(Available records Opens)

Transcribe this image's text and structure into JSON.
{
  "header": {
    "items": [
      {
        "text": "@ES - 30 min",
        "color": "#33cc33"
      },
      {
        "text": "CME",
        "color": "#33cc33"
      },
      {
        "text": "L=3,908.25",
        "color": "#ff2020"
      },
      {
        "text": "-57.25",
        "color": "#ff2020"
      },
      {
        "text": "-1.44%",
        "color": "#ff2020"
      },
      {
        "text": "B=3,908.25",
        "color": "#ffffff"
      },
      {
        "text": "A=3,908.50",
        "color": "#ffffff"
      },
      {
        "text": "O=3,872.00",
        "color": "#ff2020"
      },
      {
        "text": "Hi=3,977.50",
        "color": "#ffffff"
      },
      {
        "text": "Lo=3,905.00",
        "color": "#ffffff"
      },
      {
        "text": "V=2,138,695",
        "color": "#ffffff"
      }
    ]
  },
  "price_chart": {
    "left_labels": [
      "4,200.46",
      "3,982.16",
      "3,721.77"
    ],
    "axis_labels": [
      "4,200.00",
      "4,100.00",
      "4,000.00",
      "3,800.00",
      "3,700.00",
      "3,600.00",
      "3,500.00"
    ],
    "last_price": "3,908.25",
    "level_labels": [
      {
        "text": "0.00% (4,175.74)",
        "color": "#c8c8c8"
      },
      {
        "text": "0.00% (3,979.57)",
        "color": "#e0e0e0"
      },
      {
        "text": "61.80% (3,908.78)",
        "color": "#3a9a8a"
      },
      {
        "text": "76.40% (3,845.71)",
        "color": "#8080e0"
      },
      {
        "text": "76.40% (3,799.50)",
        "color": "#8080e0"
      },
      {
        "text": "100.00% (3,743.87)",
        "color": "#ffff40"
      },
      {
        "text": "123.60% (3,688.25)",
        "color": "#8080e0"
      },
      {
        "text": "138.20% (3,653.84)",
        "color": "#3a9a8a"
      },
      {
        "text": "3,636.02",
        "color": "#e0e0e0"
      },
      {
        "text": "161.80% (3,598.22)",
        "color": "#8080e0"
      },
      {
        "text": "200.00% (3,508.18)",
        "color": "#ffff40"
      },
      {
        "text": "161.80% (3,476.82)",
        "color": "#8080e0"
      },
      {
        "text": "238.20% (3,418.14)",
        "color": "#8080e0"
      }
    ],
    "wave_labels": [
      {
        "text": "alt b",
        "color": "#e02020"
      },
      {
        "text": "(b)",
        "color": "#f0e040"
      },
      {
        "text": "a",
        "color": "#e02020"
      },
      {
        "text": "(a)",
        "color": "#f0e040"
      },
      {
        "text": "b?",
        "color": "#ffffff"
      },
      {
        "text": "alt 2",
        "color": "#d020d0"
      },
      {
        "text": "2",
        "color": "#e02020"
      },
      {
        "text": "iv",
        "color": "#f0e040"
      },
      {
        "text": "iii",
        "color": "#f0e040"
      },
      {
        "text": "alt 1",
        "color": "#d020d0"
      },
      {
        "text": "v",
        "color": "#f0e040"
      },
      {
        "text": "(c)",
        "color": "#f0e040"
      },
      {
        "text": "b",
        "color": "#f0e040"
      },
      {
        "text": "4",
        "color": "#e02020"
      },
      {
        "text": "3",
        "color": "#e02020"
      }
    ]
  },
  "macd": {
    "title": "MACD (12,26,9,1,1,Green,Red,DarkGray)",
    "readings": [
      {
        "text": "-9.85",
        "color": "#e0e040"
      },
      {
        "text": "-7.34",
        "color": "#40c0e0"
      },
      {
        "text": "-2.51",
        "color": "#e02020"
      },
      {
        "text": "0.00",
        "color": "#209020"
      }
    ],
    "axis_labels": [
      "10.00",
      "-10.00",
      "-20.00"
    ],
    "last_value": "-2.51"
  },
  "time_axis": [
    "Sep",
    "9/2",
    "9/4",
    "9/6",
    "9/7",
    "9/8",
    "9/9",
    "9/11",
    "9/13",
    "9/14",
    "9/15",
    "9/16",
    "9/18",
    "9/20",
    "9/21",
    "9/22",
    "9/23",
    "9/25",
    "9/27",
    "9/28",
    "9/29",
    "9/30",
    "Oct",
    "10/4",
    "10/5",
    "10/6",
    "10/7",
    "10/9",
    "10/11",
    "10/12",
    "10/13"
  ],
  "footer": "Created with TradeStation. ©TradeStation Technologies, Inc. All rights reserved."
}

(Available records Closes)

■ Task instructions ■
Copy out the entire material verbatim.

■ Solution to the problem ■
Transcribe this image's text and structure into JSON.
{
  "header": {
    "items": [
      {
        "text": "@ES - 30 min",
        "color": "#33cc33"
      },
      {
        "text": "CME",
        "color": "#33cc33"
      },
      {
        "text": "L=3,908.25",
        "color": "#ff2020"
      },
      {
        "text": "-57.25",
        "color": "#ff2020"
      },
      {
        "text": "-1.44%",
        "color": "#ff2020"
      },
      {
        "text": "B=3,908.25",
        "color": "#ffffff"
      },
      {
        "text": "A=3,908.50",
        "color": "#ffffff"
      },
      {
        "text": "O=3,872.00",
        "color": "#ff2020"
      },
      {
        "text": "Hi=3,977.50",
        "color": "#ffffff"
      },
      {
        "text": "Lo=3,905.00",
        "color": "#ffffff"
      },
      {
        "text": "V=2,138,695",
        "color": "#ffffff"
      }
    ]
  },
  "price_chart": {
    "left_labels": [
      "4,200.46",
      "3,982.16",
      "3,721.77"
    ],
    "axis_labels": [
      "4,200.00",
      "4,100.00",
      "4,000.00",
      "3,800.00",
      "3,700.00",
      "3,600.00",
      "3,500.00"
    ],
    "last_price": "3,908.25",
    "level_labels": [
      {
        "text": "0.00% (4,175.74)",
        "color": "#c8c8c8"
      },
      {
        "text": "0.00% (3,979.57)",
        "color": "#e0e0e0"
      },
      {
        "text": "61.80% (3,908.78)",
        "color": "#3a9a8a"
      },
      {
        "text": "76.40% (3,845.71)",
        "color": "#8080e0"
      },
      {
        "text": "76.40% (3,799.50)",
        "color": "#8080e0"
      },
      {
        "text": "100.00% (3,743.87)",
        "color": "#ffff40"
      },
      {
        "text": "123.60% (3,688.25)",
        "color": "#8080e0"
      },
      {
        "text": "138.20% (3,653.84)",
        "color": "#3a9a8a"
      },
      {
        "text": "3,636.02",
        "color": "#e0e0e0"
      },
      {
        "text": "161.80% (3,598.22)",
        "color": "#8080e0"
      },
      {
        "text": "200.00% (3,508.18)",
        "color": "#ffff40"
      },
      {
        "text": "161.80% (3,476.82)",
        "color": "#8080e0"
      },
      {
        "text": "238.20% (3,418.14)",
        "color": "#8080e0"
      }
    ],
    "wave_labels": [
      {
        "text": "alt b",
        "color": "#e02020"
      },
      {
        "text": "(b)",
        "color": "#f0e040"
      },
      {
        "text": "a",
        "color": "#e02020"
      },
      {
        "text": "(a)",
        "color": "#f0e040"
      },
      {
        "text": "b?",
        "color": "#ffffff"
      },
      {
        "text": "alt 2",
        "color": "#d020d0"
      },
      {
        "text": "2",
        "color": "#e02020"
      },
      {
        "text": "iv",
        "color": "#f0e040"
      },
      {
        "text": "iii",
        "color": "#f0e040"
      },
      {
        "text": "alt 1",
        "color": "#d020d0"
      },
      {
        "text": "v",
        "color": "#f0e040"
      },
      {
        "text": "(c)",
        "color": "#f0e040"
      },
      {
        "text": "b",
        "color": "#f0e040"
      },
      {
        "text": "4",
        "color": "#e02020"
      },
      {
        "text": "3",
        "color": "#e02020"
      }
    ]
  },
  "macd": {
    "title": "MACD (12,26,9,1,1,Green,Red,DarkGray)",
    "readings": [
      {
        "text": "-9.85",
        "color": "#e0e040"
      },
      {
        "text": "-7.34",
        "color": "#40c0e0"
      },
      {
        "text": "-2.51",
        "color": "#e02020"
      },
      {
        "text": "0.00",
        "color": "#209020"
      }
    ],
    "axis_labels": [
      "10.00",
      "-10.00",
      "-20.00"
    ],
    "last_value": "-2.51"
  },
  "time_axis": [
    "Sep",
    "9/2",
    "9/4",
    "9/6",
    "9/7",
    "9/8",
    "9/9",
    "9/11",
    "9/13",
    "9/14",
    "9/15",
    "9/16",
    "9/18",
    "9/20",
    "9/21",
    "9/22",
    "9/23",
    "9/25",
    "9/27",
    "9/28",
    "9/29",
    "9/30",
    "Oct",
    "10/4",
    "10/5",
    "10/6",
    "10/7",
    "10/9",
    "10/11",
    "10/12",
    "10/13"
  ],
  "footer": "Created with TradeStation. ©TradeStation Technologies, Inc. All rights reserved."
}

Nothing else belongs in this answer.